Teeth whitening is a popular cosmetic dental treatment to improve the appearance of the teeth. It is generally safe and effective but there are some people who develop dental sensitivity after teeth whitening. Powerful bleaching agents are used to whiten teeth and these may cause teeth to become sensitive to heat or cold.

Tooth sensitivity or discomfort is usually triggered by hot, cold, sour or sweet foods and drinks. The pain is sharp and sudden, reaching deep into the nerves inside the teeth. It can be caused by any tooth whitening method like ultrasonic scaler including brushing too hard.

What Makes Teeth Sensitive?

Inside each tooth are millions of tiny dentinal tubes extending from the nerve inside the tooth to the surface. These microscopic tubes contain fluid. Dental sensitivity is caused by the fluid’s movement inside the tubes. Normally, minerals in the saliva plug up the tubes’ opening and prevent fluid movement. If these plugs are dissolved by bleaching gels or acids the fluid will move and cause sensitivity.

The action of bleach on the tooth enamel and dentin is the major cause of teeth whitening sensitivity with dental air compressor. However, minor dental problems such as chips or tooth decay as well as consumption of carbonated drinks and acidic foods can weaken tooth enamel, making it easier for acids to find their way inside the tooth and dissolve the plugs at the end of the dentinal tubes.

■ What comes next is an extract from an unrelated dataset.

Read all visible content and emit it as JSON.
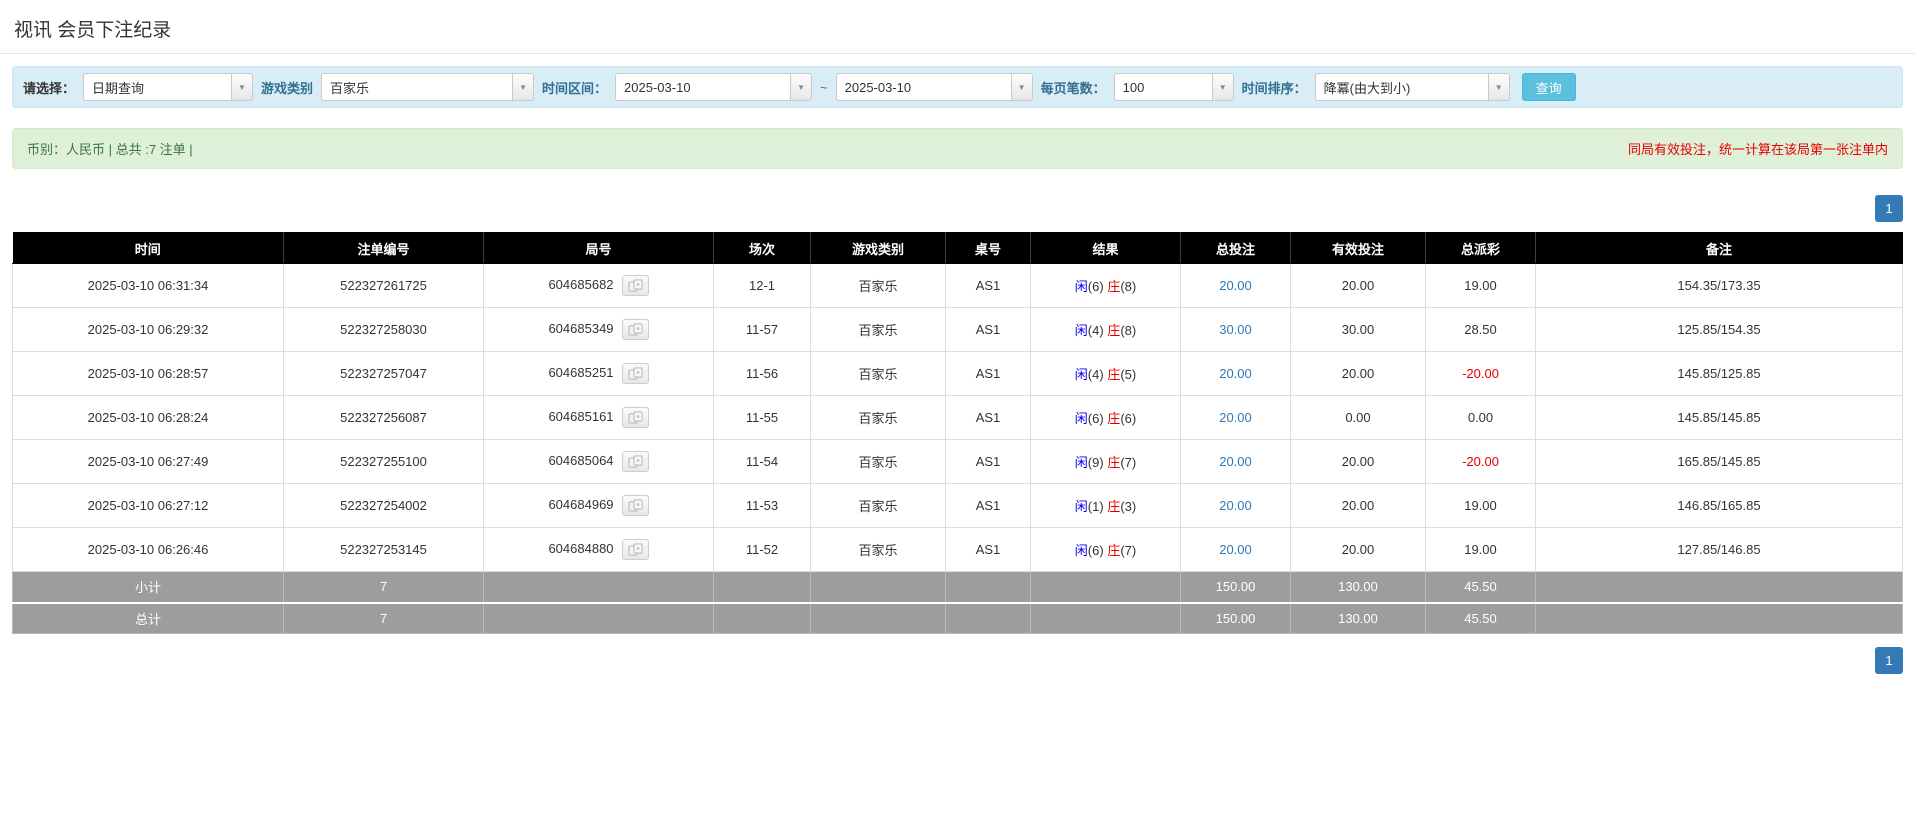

These gels are available in a wide variety of strengths to accommodate any user’s needs. They can whiten in record time with little to no discomfort but should be looked at very carefully. If the percentage of de-sensitizer is not high enough as compare to the whitening agent, sensitivity could occur.

Teeth whitening sensitivity can also be reduced by the use of certain tooth pastes designed for this purpose. These differ from the off-the-shelf ones in that they are specific for the reduction of sensitivity on teeth. This means their active ingredient is a de-sensitizer rather than a fluoride as is found in standard toothpaste or other dental instruments.

No matter which method is chosen, the reduction of sensitivity is key and using both in conjunction with each other is not a bad idea. This will give the user double protection against any sensitivity issues that may arise. Take the time to do some research either online or talk to a local dental professional about the many varieties of these products that are available.